INDIANAPOLIS — The president of the police union in Indianapolis is balking at a new proposal that would reshape policing in the Capital City.
The proposal before the City-County Council in Indianapolis is to restructure the General Orders Board at the Indianapolis Metro Police Department so that seven people sit on the board instead of three, and that four of those seats would have to be occupied by civilians.
The General Orders Board writes the rules and regulations that all police officers in Indianapolis must adhere to. FOP President Rick Snyder told Hammer and Nigel on 93 WIBC that the council is allowing politics to enter the realm of policing.
“We welcome civilian input and quite frankly we desire civilian participation in discussions and review in what we do,” Snyder said. “This is really a political step that cuts the knees out from under the chief of police.”
“We have to keep politics out of policing decisions,” he added. “Do not let politics get into your policing. That’s exactly what’s going to go on here.”
Snyder fears that the council wants to give too much control of the police department in the hands of civilians insofar as to make it almost a moot point to even have a chief of police. He said restructuring the General Orders Board just adds another level of bureaucracy to policing.
“The concern is when we allow politically active and agenda-driven groups to start to get involved in a way that overtakes fair, impartial policing in our community,” Snyder said. “We can not have political agenda’s driving our policing decisions. That’s a recipe for disaster.”

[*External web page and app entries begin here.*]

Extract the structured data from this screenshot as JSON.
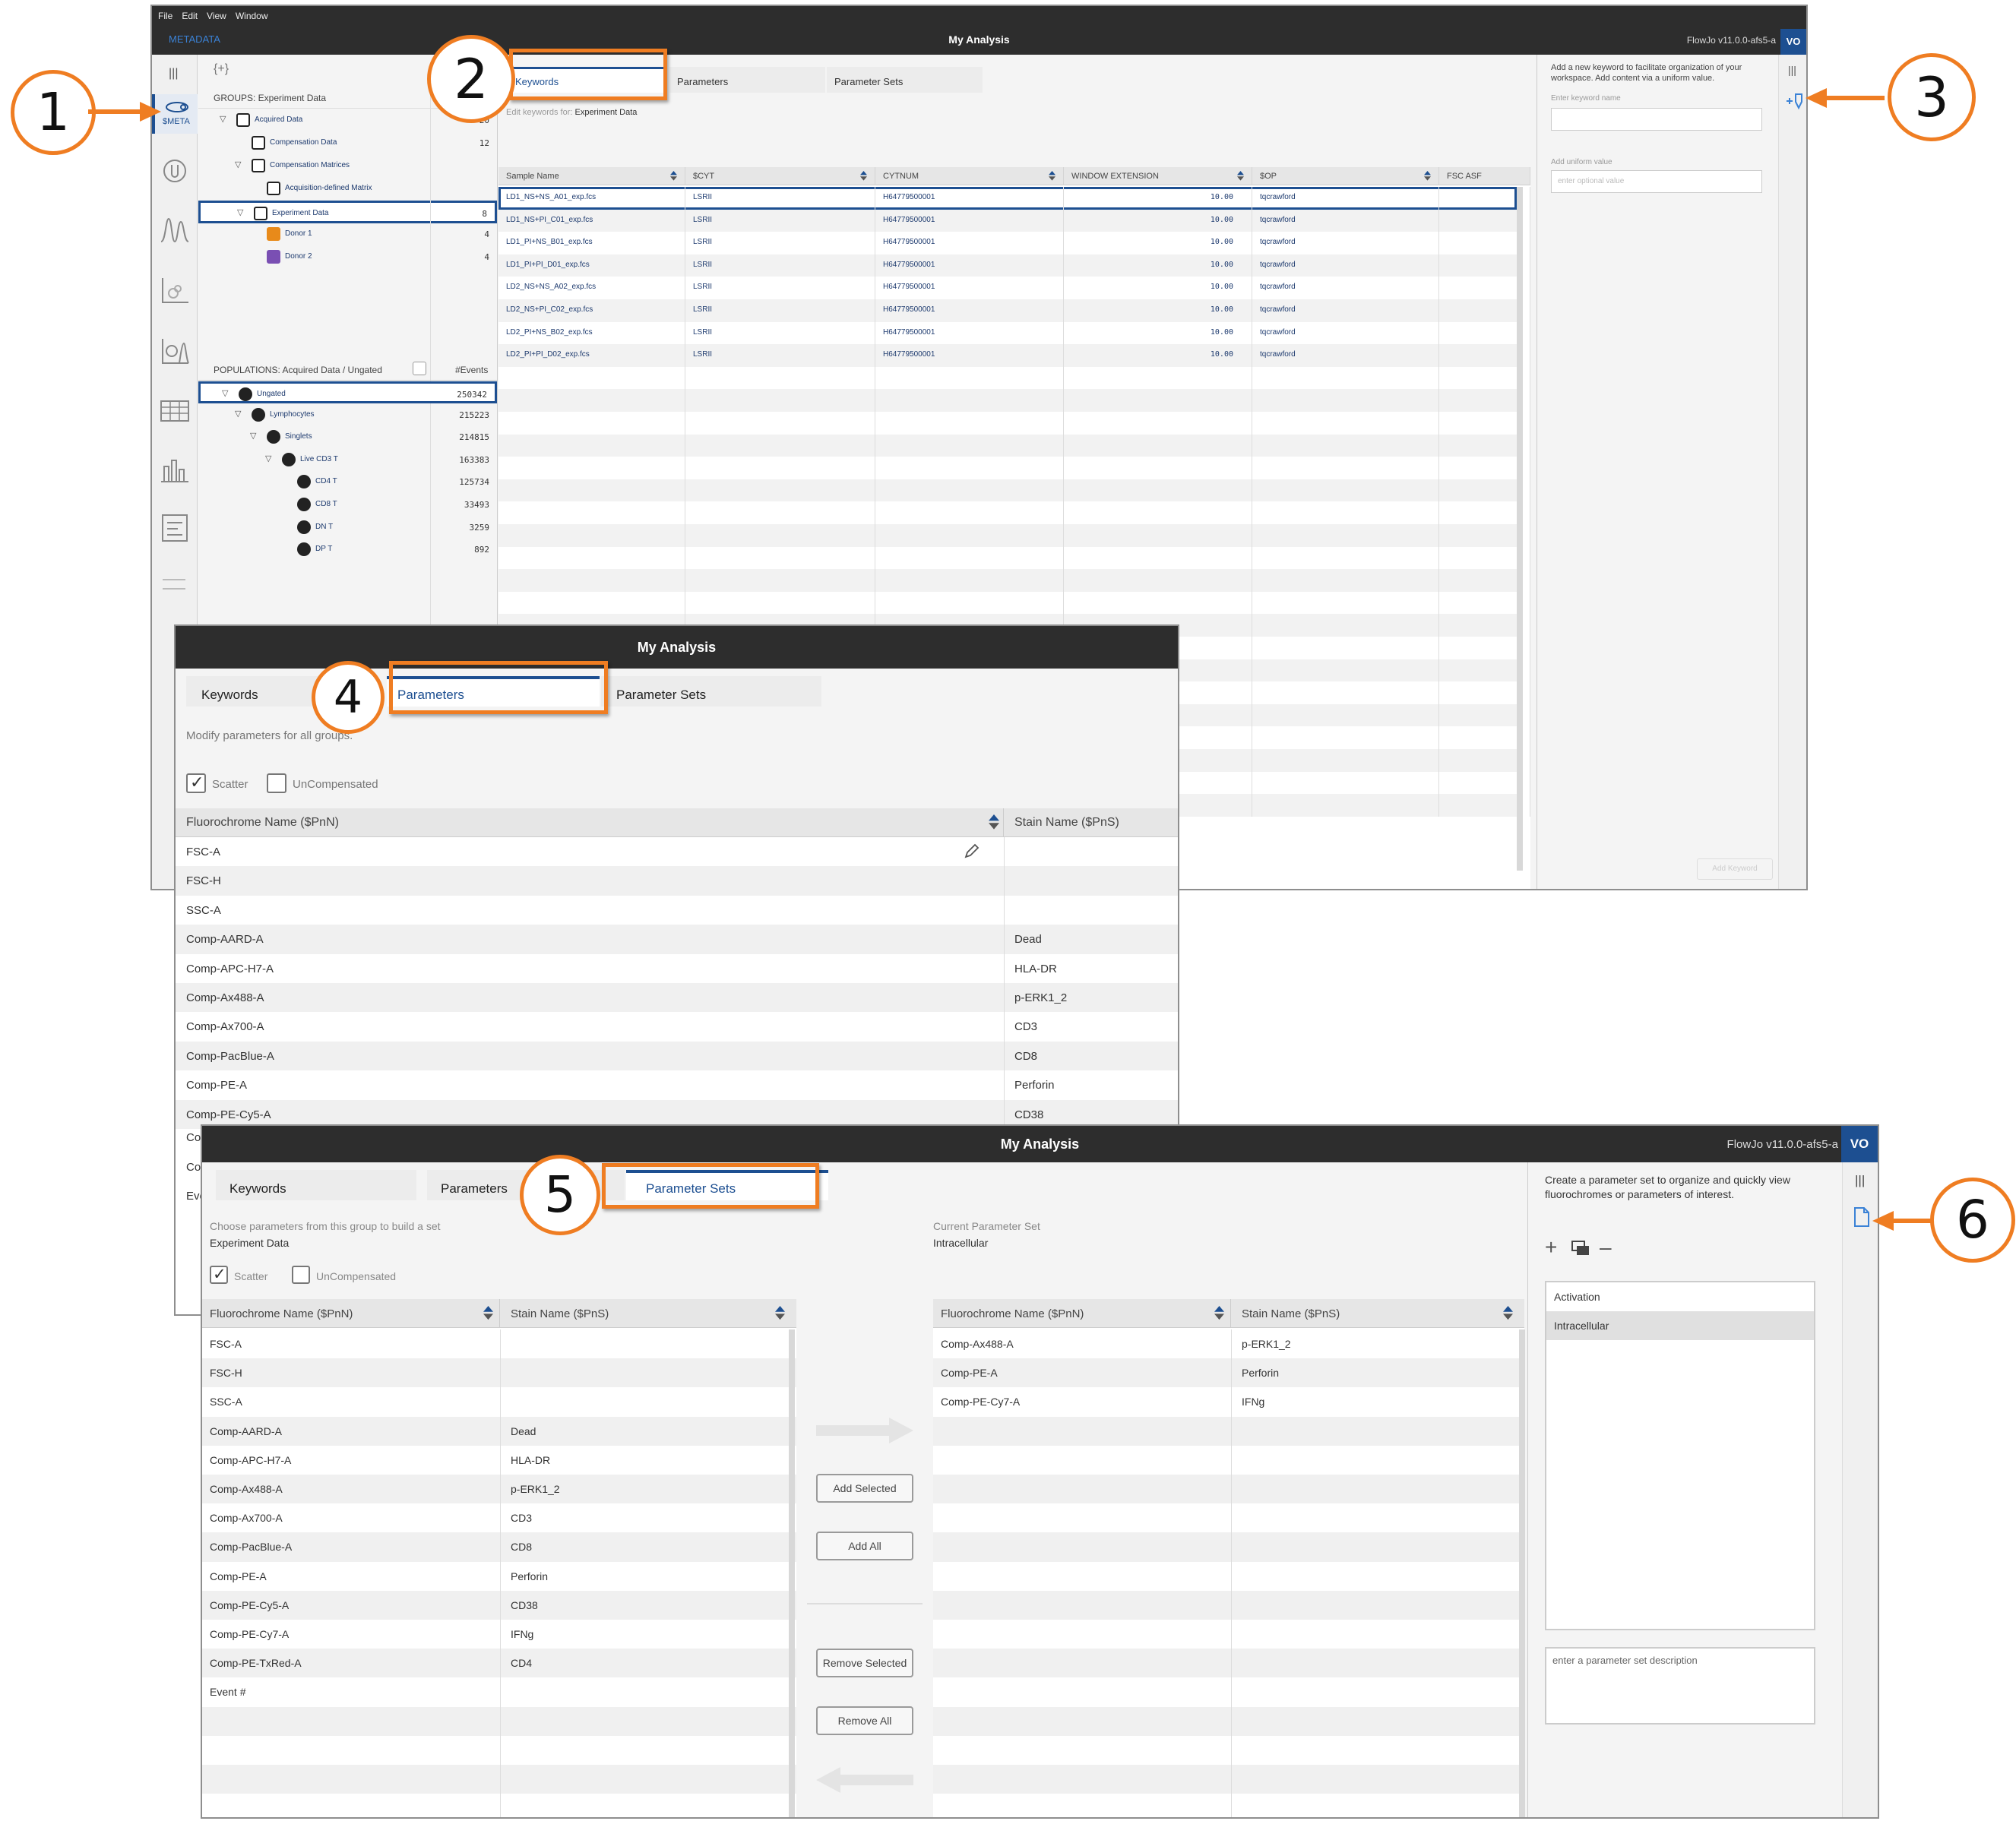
{
  "win1": {
    "menu": [
      "File",
      "Edit",
      "View",
      "Window"
    ],
    "metadata_label": "METADATA",
    "title": "My Analysis",
    "version": "FlowJo v11.0.0-afs5-a",
    "avatar": "VO",
    "meta_nav_label": "$META",
    "add_group_label": "{+}",
    "groups_header": "GROUPS: Experiment Data",
    "groups": [
      {
        "name": "Acquired Data",
        "count": "20",
        "level": 1,
        "expander": true,
        "icon": "group-icon",
        "icon_color": "#222"
      },
      {
        "name": "Compensation Data",
        "count": "12",
        "level": 2,
        "expander": false,
        "icon": "group-icon",
        "icon_color": "#222"
      },
      {
        "name": "Compensation Matrices",
        "count": "",
        "level": 2,
        "expander": true,
        "icon": "matrix-icon",
        "icon_color": "#222"
      },
      {
        "name": "Acquisition-defined Matrix",
        "count": "",
        "level": 3,
        "expander": false,
        "icon": "matrix-icon",
        "icon_color": "#222"
      },
      {
        "name": "Experiment Data",
        "count": "8",
        "level": 2,
        "expander": true,
        "icon": "group-icon",
        "icon_color": "#222",
        "selected": true
      },
      {
        "name": "Donor 1",
        "count": "4",
        "level": 3,
        "expander": false,
        "icon": "group-icon",
        "icon_color": "#e88a1a"
      },
      {
        "name": "Donor 2",
        "count": "4",
        "level": 3,
        "expander": false,
        "icon": "group-icon",
        "icon_color": "#7a4fb3"
      }
    ],
    "populations_header": "POPULATIONS: Acquired Data / Ungated",
    "events_header": "#Events",
    "populations": [
      {
        "name": "Ungated",
        "count": "250342",
        "level": 1,
        "expander": true,
        "selected": true
      },
      {
        "name": "Lymphocytes",
        "count": "215223",
        "level": 2,
        "expander": true
      },
      {
        "name": "Singlets",
        "count": "214815",
        "level": 3,
        "expander": true
      },
      {
        "name": "Live CD3 T",
        "count": "163383",
        "level": 4,
        "expander": true
      },
      {
        "name": "CD4 T",
        "count": "125734",
        "level": 5,
        "expander": false
      },
      {
        "name": "CD8 T",
        "count": "33493",
        "level": 5,
        "expander": false
      },
      {
        "name": "DN T",
        "count": "3259",
        "level": 5,
        "expander": false
      },
      {
        "name": "DP T",
        "count": "892",
        "level": 5,
        "expander": false
      }
    ],
    "tabs": [
      "Keywords",
      "Parameters",
      "Parameter Sets"
    ],
    "edit_prefix": "Edit keywords for:",
    "edit_group": "Experiment Data",
    "columns": [
      "Sample Name",
      "$CYT",
      "CYTNUM",
      "WINDOW EXTENSION",
      "$OP",
      "FSC ASF"
    ],
    "rows": [
      [
        "LD1_NS+NS_A01_exp.fcs",
        "LSRII",
        "H64779500001",
        "10.00",
        "tqcrawford",
        ""
      ],
      [
        "LD1_NS+PI_C01_exp.fcs",
        "LSRII",
        "H64779500001",
        "10.00",
        "tqcrawford",
        ""
      ],
      [
        "LD1_PI+NS_B01_exp.fcs",
        "LSRII",
        "H64779500001",
        "10.00",
        "tqcrawford",
        ""
      ],
      [
        "LD1_PI+PI_D01_exp.fcs",
        "LSRII",
        "H64779500001",
        "10.00",
        "tqcrawford",
        ""
      ],
      [
        "LD2_NS+NS_A02_exp.fcs",
        "LSRII",
        "H64779500001",
        "10.00",
        "tqcrawford",
        ""
      ],
      [
        "LD2_NS+PI_C02_exp.fcs",
        "LSRII",
        "H64779500001",
        "10.00",
        "tqcrawford",
        ""
      ],
      [
        "LD2_PI+NS_B02_exp.fcs",
        "LSRII",
        "H64779500001",
        "10.00",
        "tqcrawford",
        ""
      ],
      [
        "LD2_PI+PI_D02_exp.fcs",
        "LSRII",
        "H64779500001",
        "10.00",
        "tqcrawford",
        ""
      ]
    ],
    "right_help": "Add a new keyword to facilitate organization of your workspace. Add content via a uniform value.",
    "keyword_name_label": "Enter keyword name",
    "uniform_label": "Add uniform value",
    "uniform_placeholder": "enter optional value",
    "add_keyword": "Add Keyword"
  },
  "win2": {
    "title": "My Analysis",
    "tabs": [
      "Keywords",
      "Parameters",
      "Parameter Sets"
    ],
    "hint": "Modify parameters for all groups.",
    "scatter": "Scatter",
    "uncompensated": "UnCompensated",
    "columns": [
      "Fluorochrome Name ($PnN)",
      "Stain Name ($PnS)"
    ],
    "rows": [
      [
        "FSC-A",
        ""
      ],
      [
        "FSC-H",
        ""
      ],
      [
        "SSC-A",
        ""
      ],
      [
        "Comp-AARD-A",
        "Dead"
      ],
      [
        "Comp-APC-H7-A",
        "HLA-DR"
      ],
      [
        "Comp-Ax488-A",
        "p-ERK1_2"
      ],
      [
        "Comp-Ax700-A",
        "CD3"
      ],
      [
        "Comp-PacBlue-A",
        "CD8"
      ],
      [
        "Comp-PE-A",
        "Perforin"
      ],
      [
        "Comp-PE-Cy5-A",
        "CD38"
      ]
    ],
    "peek": [
      "Co",
      "Co",
      "Eve"
    ]
  },
  "win3": {
    "title": "My Analysis",
    "version": "FlowJo v11.0.0-afs5-a",
    "avatar": "VO",
    "tabs": [
      "Keywords",
      "Parameters",
      "Parameter Sets"
    ],
    "choose_hint": "Choose parameters from this group to build a set",
    "group_name": "Experiment Data",
    "current_label": "Current Parameter Set",
    "current_name": "Intracellular",
    "scatter": "Scatter",
    "uncompensated": "UnCompensated",
    "columns": [
      "Fluorochrome Name ($PnN)",
      "Stain Name ($PnS)"
    ],
    "left_rows": [
      [
        "FSC-A",
        ""
      ],
      [
        "FSC-H",
        ""
      ],
      [
        "SSC-A",
        ""
      ],
      [
        "Comp-AARD-A",
        "Dead"
      ],
      [
        "Comp-APC-H7-A",
        "HLA-DR"
      ],
      [
        "Comp-Ax488-A",
        "p-ERK1_2"
      ],
      [
        "Comp-Ax700-A",
        "CD3"
      ],
      [
        "Comp-PacBlue-A",
        "CD8"
      ],
      [
        "Comp-PE-A",
        "Perforin"
      ],
      [
        "Comp-PE-Cy5-A",
        "CD38"
      ],
      [
        "Comp-PE-Cy7-A",
        "IFNg"
      ],
      [
        "Comp-PE-TxRed-A",
        "CD4"
      ],
      [
        "Event #",
        ""
      ]
    ],
    "right_rows": [
      [
        "Comp-Ax488-A",
        "p-ERK1_2"
      ],
      [
        "Comp-PE-A",
        "Perforin"
      ],
      [
        "Comp-PE-Cy7-A",
        "IFNg"
      ]
    ],
    "buttons": [
      "Add Selected",
      "Add All",
      "Remove Selected",
      "Remove All"
    ],
    "help": "Create a parameter set to organize and quickly view fluorochromes or parameters of interest.",
    "sets": [
      "Activation",
      "Intracellular"
    ],
    "selected_set": "Intracellular",
    "description_placeholder": "enter a parameter set description"
  },
  "callouts": [
    "1",
    "2",
    "3",
    "4",
    "5",
    "6"
  ],
  "accent_color": "#ef7d22",
  "brand_blue": "#1d4f91"
}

Snyder said the legal authority to oversee the department should lie solely with the Chief of Police alone, in keeping with the “political processes” already in place and because then, he says, one person is also accountable.